DUKURAY: That's what we are facing. And a lot of times, it's lonely. Like, they're invalidating our pain, and we are being branded as the Western agents. We are being branded as the liars that are paid by the West to come tell them what to do and that their culture is bad when that's not the case. I'm the most Pan-Africanist person that I know. I love this continent. I love this country. And my heart breaks for Gambian women that, in 2024, we are still dealing with this.

CHANG: Jaha Dukuray is the founder of Safe Hands for Girls, a Gambian organization that aims to end female genital mutilation. Thank you so much for spending the time to speak with us, Jaha.

DUKURAY: Thank you for amplifying our voices, and we are grateful. Transcript provided by NPR, Copyright NPR.

NPR transcripts are created on a rush deadline by an NPR contractor. This text may not be in its final form and may be updated or revised in the future. Accuracy and availability may vary. The authoritative record of NPR’s programming is the audio record.

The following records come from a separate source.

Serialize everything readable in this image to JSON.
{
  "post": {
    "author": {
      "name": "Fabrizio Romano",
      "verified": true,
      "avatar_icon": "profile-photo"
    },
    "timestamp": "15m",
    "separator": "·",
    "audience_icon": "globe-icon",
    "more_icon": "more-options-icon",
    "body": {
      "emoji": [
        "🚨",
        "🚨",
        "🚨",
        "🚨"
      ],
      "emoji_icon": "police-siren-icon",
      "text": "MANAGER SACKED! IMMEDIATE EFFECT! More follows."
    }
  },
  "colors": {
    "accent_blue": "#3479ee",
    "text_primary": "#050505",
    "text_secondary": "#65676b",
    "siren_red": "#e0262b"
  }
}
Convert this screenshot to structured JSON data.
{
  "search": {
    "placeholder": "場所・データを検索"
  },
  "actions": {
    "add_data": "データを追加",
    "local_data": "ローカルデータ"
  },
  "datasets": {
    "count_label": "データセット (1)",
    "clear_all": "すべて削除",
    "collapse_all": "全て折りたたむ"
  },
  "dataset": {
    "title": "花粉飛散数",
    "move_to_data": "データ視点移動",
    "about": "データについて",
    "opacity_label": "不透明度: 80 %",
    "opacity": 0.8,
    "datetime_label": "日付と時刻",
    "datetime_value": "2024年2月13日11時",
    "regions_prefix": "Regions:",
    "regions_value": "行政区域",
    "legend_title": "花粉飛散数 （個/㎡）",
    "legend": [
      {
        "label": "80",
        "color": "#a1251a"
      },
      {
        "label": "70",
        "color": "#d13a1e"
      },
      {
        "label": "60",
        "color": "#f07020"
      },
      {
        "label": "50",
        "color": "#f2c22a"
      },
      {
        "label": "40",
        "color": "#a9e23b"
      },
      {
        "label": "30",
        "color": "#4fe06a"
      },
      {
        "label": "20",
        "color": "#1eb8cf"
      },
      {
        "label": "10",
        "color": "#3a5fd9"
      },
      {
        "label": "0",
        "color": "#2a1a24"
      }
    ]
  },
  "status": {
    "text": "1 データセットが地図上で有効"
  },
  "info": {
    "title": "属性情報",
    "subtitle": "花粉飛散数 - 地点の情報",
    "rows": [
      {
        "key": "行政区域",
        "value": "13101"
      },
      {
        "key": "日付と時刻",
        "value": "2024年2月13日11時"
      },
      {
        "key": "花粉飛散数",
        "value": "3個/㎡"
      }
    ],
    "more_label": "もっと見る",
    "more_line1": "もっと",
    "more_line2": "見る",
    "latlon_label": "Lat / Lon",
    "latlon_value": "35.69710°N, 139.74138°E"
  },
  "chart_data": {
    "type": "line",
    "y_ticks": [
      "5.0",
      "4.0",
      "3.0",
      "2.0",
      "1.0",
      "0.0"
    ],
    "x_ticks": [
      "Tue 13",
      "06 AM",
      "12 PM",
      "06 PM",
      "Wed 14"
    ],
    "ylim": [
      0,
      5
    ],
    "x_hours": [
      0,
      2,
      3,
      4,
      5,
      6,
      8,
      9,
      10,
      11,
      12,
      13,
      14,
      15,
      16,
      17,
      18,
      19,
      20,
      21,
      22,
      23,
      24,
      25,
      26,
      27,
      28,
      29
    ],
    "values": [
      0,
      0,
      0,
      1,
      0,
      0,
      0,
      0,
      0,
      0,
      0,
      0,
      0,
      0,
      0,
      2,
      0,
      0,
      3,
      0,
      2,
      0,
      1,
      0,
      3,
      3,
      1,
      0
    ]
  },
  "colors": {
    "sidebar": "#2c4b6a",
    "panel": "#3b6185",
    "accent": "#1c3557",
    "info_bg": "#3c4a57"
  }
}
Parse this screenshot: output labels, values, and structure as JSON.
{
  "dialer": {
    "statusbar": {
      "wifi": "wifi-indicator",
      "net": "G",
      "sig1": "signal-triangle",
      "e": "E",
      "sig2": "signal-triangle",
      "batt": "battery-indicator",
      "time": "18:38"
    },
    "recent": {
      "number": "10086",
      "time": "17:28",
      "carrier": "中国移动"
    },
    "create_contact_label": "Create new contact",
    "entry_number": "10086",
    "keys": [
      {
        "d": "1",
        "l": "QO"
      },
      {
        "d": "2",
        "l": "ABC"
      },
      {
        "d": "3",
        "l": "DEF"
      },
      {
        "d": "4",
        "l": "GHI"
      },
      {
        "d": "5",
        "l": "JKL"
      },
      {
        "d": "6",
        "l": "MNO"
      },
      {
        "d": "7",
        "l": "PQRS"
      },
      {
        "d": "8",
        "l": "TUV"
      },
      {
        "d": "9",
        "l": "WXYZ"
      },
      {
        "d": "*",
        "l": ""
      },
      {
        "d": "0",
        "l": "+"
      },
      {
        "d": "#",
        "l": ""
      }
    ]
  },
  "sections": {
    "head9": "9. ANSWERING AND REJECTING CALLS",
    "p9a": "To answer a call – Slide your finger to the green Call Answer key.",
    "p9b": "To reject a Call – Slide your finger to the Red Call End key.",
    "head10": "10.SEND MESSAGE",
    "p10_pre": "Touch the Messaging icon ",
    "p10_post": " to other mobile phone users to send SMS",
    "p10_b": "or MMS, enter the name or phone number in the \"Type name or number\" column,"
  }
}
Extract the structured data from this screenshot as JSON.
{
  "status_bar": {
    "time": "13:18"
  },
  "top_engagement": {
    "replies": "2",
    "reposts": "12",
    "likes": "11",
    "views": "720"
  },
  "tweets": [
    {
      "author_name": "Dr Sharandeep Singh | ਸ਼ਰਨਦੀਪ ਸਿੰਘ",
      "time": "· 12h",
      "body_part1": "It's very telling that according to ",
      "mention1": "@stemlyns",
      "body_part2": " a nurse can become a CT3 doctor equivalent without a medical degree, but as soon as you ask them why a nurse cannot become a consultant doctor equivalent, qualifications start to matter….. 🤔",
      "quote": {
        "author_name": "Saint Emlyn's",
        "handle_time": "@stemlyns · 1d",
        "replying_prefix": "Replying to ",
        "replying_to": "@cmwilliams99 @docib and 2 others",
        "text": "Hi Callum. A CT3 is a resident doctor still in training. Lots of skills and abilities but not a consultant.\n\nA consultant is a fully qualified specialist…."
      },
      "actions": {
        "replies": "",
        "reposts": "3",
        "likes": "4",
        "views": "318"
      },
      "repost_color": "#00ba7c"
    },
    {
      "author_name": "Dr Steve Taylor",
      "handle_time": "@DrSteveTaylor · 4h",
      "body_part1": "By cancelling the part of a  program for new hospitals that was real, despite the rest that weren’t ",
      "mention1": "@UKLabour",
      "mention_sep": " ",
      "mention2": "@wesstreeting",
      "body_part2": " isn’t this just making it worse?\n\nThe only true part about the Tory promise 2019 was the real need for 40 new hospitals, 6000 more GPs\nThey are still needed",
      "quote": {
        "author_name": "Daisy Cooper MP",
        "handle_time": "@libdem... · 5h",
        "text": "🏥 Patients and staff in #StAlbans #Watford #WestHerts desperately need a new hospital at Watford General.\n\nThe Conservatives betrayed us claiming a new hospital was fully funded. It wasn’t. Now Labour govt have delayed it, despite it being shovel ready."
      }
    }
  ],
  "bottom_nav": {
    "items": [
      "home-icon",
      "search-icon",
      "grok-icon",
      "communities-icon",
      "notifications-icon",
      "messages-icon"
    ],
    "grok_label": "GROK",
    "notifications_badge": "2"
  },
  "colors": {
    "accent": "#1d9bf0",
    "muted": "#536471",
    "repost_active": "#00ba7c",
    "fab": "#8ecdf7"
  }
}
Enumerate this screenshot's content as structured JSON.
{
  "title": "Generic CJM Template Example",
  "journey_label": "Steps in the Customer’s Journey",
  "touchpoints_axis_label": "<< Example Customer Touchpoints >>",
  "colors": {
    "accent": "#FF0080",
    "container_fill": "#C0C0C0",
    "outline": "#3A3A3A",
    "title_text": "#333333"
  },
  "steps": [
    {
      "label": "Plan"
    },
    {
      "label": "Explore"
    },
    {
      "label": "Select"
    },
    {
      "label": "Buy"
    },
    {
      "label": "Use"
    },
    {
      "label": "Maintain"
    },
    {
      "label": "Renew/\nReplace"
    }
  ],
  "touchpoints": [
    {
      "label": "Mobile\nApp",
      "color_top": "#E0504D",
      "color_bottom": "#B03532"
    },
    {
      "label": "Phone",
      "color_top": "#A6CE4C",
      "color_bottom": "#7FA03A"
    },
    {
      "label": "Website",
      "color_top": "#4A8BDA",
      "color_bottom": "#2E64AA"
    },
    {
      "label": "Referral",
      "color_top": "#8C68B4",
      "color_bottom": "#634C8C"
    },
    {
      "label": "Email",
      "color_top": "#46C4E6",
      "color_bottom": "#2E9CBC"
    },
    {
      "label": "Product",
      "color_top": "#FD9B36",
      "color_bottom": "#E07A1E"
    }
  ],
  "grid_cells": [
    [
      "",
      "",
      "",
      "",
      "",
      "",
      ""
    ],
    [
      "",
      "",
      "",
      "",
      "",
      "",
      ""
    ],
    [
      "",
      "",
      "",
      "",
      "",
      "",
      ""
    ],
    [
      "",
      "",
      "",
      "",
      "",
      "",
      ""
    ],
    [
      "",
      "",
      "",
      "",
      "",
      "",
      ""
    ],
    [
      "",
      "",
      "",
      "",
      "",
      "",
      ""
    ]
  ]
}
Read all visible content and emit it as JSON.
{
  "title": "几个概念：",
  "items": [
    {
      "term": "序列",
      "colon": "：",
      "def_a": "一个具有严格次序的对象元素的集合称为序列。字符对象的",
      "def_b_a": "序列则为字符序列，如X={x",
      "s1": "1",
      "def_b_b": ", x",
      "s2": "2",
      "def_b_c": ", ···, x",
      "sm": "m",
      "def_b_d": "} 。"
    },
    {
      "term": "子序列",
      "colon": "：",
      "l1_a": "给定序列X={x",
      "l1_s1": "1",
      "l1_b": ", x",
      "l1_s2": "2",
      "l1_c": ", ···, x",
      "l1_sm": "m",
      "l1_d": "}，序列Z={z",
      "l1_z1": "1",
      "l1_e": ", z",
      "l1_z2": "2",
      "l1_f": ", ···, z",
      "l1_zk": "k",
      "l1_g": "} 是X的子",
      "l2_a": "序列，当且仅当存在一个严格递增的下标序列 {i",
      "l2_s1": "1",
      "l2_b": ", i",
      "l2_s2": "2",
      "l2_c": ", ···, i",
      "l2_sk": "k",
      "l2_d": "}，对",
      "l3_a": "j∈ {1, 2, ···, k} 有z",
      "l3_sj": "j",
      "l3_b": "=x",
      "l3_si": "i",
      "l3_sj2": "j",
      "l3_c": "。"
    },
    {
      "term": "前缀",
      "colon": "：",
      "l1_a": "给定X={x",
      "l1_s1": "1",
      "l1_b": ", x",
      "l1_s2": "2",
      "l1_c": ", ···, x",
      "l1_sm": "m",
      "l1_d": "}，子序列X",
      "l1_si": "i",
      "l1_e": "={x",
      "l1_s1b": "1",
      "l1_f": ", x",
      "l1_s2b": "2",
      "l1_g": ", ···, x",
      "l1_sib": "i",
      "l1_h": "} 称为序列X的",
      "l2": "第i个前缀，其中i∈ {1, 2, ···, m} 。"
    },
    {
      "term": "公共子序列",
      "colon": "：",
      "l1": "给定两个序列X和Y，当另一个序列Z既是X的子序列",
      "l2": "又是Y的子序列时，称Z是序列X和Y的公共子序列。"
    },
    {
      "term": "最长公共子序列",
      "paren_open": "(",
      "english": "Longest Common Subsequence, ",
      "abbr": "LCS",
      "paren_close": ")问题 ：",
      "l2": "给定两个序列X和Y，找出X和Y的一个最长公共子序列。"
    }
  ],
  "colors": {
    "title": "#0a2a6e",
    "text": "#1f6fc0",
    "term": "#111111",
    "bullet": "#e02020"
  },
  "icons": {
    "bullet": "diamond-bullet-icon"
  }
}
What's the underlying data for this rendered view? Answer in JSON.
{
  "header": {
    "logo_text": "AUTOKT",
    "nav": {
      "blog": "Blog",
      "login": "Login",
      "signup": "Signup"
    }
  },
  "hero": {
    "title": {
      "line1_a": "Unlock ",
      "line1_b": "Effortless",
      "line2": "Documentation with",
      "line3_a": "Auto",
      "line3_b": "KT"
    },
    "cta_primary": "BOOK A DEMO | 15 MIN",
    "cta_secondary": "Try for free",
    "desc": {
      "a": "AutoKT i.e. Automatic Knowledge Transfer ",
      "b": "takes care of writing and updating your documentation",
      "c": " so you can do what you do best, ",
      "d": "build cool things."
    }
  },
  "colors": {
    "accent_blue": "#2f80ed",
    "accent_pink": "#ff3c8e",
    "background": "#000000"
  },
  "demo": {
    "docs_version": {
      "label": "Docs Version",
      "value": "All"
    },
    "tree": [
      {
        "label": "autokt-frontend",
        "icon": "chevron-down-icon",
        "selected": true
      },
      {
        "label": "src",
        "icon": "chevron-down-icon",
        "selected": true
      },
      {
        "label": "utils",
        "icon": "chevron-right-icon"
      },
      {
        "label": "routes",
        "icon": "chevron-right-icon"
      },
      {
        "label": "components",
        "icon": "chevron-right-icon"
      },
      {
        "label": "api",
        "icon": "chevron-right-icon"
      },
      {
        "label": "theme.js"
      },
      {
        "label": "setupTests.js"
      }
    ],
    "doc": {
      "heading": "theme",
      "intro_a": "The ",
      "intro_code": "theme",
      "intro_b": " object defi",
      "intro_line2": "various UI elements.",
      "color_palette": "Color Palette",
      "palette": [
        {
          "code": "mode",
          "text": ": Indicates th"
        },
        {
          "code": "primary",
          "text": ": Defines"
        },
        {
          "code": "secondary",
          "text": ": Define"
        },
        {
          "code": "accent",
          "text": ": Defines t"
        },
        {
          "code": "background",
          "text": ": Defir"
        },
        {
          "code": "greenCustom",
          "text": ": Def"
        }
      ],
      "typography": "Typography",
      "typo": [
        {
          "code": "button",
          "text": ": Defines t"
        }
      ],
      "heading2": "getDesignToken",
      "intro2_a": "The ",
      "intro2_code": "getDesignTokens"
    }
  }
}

Lauren Hodges is an associate producer for All Things Considered. She joined the show in 2018 after seven years in the NPR newsroom as a producer and editor. She doesn't mind that you used her pens, she just likes them a certain way and asks that you put them back the way you found them, thanks. Despite years working on interviews with notable politicians, public figures, and celebrities for NPR, Hodges completely lost her cool when she heard RuPaul's voice and was told to sit quietly in a corner during the rest of the interview. She promises to do better next time.
Kathryn Fox
Ailsa Chang is an award-winning journalist who hosts All Things Considered along with Ari Shapiro, Audie Cornish, and Mary Louise Kelly. She landed in public radio after practicing law for a few years.